Teaching With Archives
The mission of the archives is pedagogical at its core. We do instruction for classes, collaborate with faculty on curriculum planning, and consult with students about their research. We support all Barnard departments and also partner with middle and high school classes as well as support extracurricular research for Barnard students. Please contact us at firstname.lastname@example.org if you're interested in teaching with archives.
Teaching with archives can help achieve several pedagogical goals:
- Build critical archival and primary source research skills, for analysis and use of paper/analog collections as well as digitized and born-digital archives and primary source databases
- Deepen subject understanding of course topics with relevant primary sources from Barnard Archives collections and digitized materials
- Support historically-focused senior thesis or capstone research (with materials from the Barnard Archives as well as from other repositories) in a variety of disciplines
- Understand material culture and strengthen close reading skills of documents
- Extract and analyze data from archival collections
- Create and curate digital humanities projects, exhibits, and creative projects with archival materials
- Build personal and collective archives and learn personal digital preservation skills including web archiving and digital curation
We offer multiple tiers of instruction to fit your pedagogical needs:
An introduction to critical archival theory and research tailored to the learning objectives and topics of a course. Sessions typically include discussion around definitions of archives, an overview of archival labor and how archival collections are mediated, strategies for accessing archival materials, and an interactive document analysis workshop using materials from the Barnard Archives followed by discussion. We also offer one-class intros to finding and using primary sources (including but not limited to archival materials) and can develop research guides for classes or specific topics.
Examples of course collaborations involving one-class intro sessions have included:
- Urban Studies Junior Seminar
- American Studies Junior Colloquium, Senior Seminar, and electives
- History Senior Seminar and electives
- English Survey of American Literature, 1871-1945
- Political Science Research Methods
- Art History Art/Work: Sex, Aesthetics, and Capitalism
- Religion Indigenous Religious Histories
- Sociology Senior Seminar
- Teacher’s College Historical Methods (graduate school class)
- Youth Historians in Harlem (high school class)
For examples of lesson plans that could either be taught as one-class sessions or scaffolded, see Sarah Barlow-Ochshorn's (graduate fellow, 2021-2022) Writing with the Archives mini-workshop series.
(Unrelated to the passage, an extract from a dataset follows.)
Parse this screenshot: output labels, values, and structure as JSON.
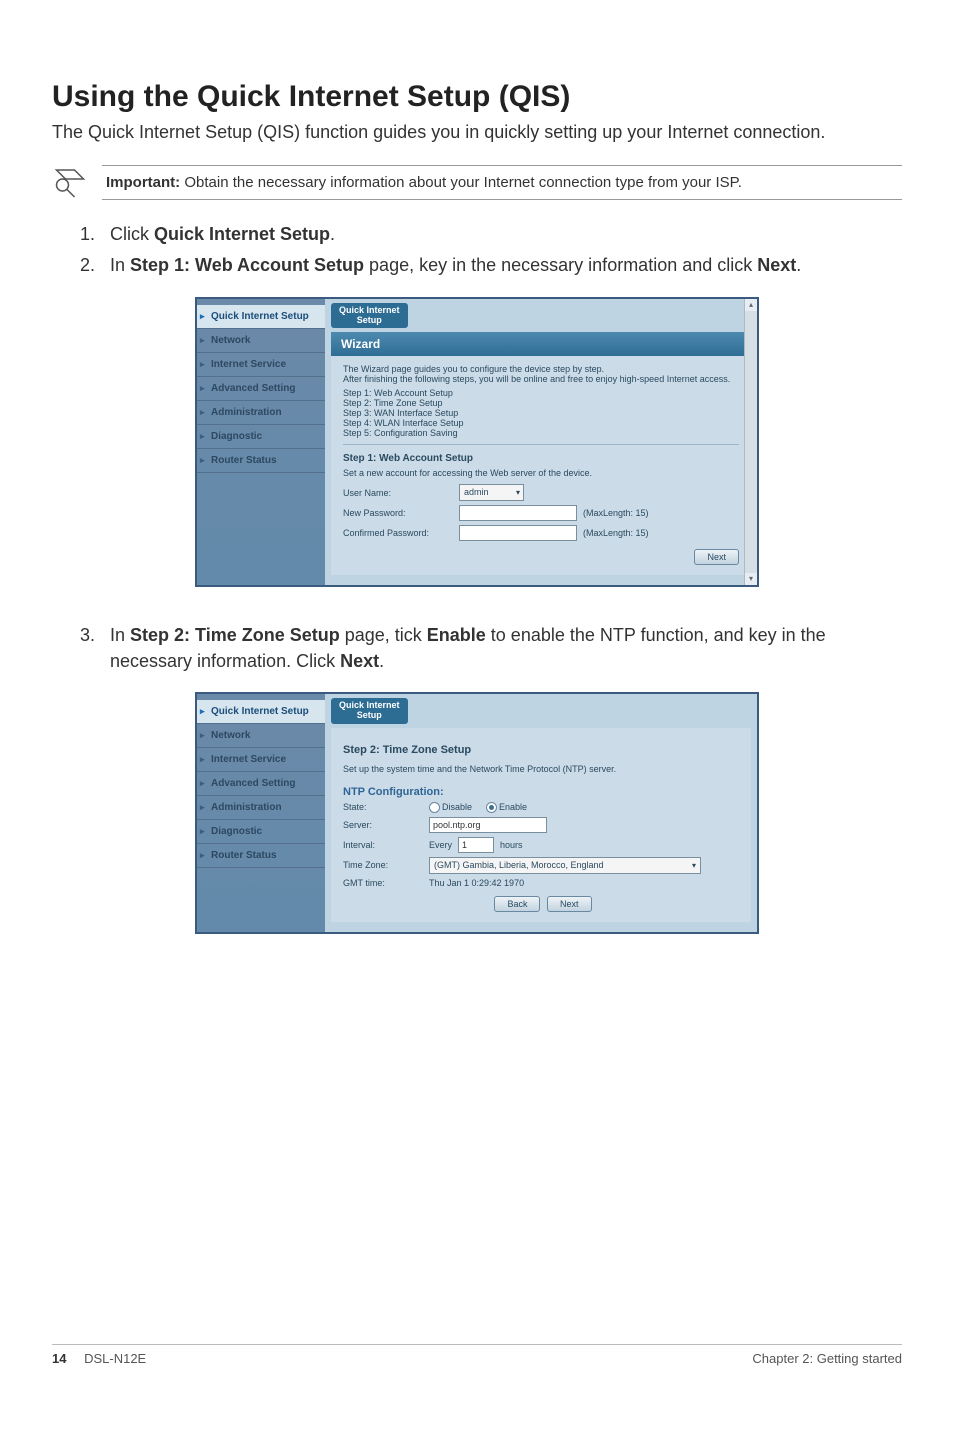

A more involved collaboration in curricular and syllabus planning, multiple instruction sessions, and projects structured around archival research, archival digitization, and/or digital humanities projects. Typically these embedded courses involve collaboration with our colleagues in the personal librarians program and in the Milstein Centers.
Examples of semester-long course collaborations have included:
A one-class or half-class long discussion of personal digital archiving and submitting work to Academic Commons, typically for graduating seniors. Sessions include a discussion of strategies for preserving personal and curricular digital materials, helpful tools, and how to submit to Academic Commons.
Collections for Teaching
Are you interested in teaching with materials from the Barnard Archives? Using our finding collections page, you can search for materials that fit your pedagogical goals and the topical area of your course. Collection strengths include histories of feminist organizing; reproductive justice; the history of Barnard and education in the 20th century; feminist artists, authors, and scholars; and zine culture and zinesters. Please contact us at email@example.com for more assistance, and we’ll be happy to recommend collections.
We offer research consultations to Barnard and Columbia students doing primary source and/or archival research. We can also set up blocks of time for drop-ins or group consultations for your class; please contact us at firstname.lastname@example.org before adding this to your syllabus.
We also offer consultations to staff, faculty, and researchers doing research in the Barnard Archives and Special Collections and consult on archival and digital preservation questions.
Book a research consultation with Martha Tenney: https://barnard.libcal.com/appointments/martha